So all these messages have created an impact in the minds of industrialists and they have decided to come back to Maharashtra. It was our government, which resolved the two-year long pending issue of the Schindler Group who are the makers of state-of-the-art elevators. They have already started the production last year, whereas recently, Otis inked a deal to manufacture customised elevators in Maharashtra.
Industries require a lot of water; how has the ministry taken proactive moves to safeguard this natural resource?
I am pained to see the sufferings of people in drought-prone areas. However, industries in such areas are also affected by water scarcity. We are closely interacting with the bigwigs on how to overcome this situation considering the given condition. In Maharashtra, there is a misconception that even water reserved for drinking purpose is diverted for industrialisation. Which is not true. We have a complete system here to follow and there is reserved 20 per cent water for industrial use in dams. Importantly, we never cross that limit. The topmost priority is for drinking water. Second is for agriculture and third is for industries.
Then, to overcome such issues, why not make it compulsory to reuse water?
Any situation gives opportunities and this is an opportunity for us to rethink on our water use. So for our MIDC areas, we are preparing a new water usage policy. Once we initiate this policy, all the existing and upcoming industries in MIDC areas must install water treatment plants that can be reusable for various purposes except drinking. In addition, the government will also assist with finance and technological knowhow with the help of private operators.

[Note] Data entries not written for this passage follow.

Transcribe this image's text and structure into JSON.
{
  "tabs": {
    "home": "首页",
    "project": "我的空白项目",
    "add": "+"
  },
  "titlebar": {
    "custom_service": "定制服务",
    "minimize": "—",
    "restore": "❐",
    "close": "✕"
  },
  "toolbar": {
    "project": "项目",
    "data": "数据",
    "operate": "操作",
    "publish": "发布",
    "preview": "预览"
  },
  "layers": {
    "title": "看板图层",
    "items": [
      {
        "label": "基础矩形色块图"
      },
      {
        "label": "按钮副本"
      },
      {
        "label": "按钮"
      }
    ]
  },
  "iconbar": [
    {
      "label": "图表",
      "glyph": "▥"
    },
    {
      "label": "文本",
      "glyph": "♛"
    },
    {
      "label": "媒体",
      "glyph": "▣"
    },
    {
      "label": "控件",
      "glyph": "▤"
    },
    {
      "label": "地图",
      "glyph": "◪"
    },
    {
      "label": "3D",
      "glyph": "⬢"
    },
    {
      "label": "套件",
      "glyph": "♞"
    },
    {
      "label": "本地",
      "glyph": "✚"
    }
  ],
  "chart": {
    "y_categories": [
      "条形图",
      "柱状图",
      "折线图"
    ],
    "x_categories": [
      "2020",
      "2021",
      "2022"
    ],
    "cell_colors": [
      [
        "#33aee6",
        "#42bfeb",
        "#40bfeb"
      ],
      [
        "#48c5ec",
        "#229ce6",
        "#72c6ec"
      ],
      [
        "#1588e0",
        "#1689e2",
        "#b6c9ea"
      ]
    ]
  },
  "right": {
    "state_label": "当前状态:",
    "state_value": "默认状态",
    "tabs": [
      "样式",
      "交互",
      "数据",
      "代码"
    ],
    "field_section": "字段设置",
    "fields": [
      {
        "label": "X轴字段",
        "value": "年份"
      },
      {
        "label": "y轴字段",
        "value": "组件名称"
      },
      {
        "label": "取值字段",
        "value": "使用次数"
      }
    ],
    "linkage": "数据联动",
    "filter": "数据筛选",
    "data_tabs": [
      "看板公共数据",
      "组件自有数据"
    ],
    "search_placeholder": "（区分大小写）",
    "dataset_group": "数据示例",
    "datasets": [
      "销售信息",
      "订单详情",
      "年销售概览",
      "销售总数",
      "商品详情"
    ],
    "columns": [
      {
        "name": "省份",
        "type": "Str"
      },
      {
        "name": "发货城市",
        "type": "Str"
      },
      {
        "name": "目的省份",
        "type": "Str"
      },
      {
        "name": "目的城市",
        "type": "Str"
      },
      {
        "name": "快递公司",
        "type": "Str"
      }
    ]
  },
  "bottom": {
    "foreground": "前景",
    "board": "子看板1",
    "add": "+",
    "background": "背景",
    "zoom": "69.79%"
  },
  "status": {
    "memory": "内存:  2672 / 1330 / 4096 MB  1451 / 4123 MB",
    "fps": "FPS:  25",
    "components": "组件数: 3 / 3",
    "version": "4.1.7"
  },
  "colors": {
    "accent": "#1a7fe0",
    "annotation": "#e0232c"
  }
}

The industry department will also undertake a project under which the height of dams will be raised and lakes and water canals will be deepened to preserve drinking water in the future.
What is your vision on Maharashtra´ economy today and what is its outlook for the immediate future?
The economy can grow only when the youths of this country get skilled education and employment. In this regard, we have taken a quite a few steps. The Government of Maharashtra is in a joint venture with Germany-based Bosch to integrate their technical expertise with our Industrial Training Institutes. The company will revamp and redevelop the entire ITI structures (study and course material) in the state. So far we could see that all our ITIs used to teach fitting and carpentry, that´s all. But today´s modern day industry needs much more. So we need to introduce new courses based on new technologies.
By doing this, we have adopted the concept of education in a JV with technology. And looking at our efforts, corporates like Mercedes, Kalyani Group, Kirloskar and Volkswagen, to name a few, have associated with us for reshaping the state.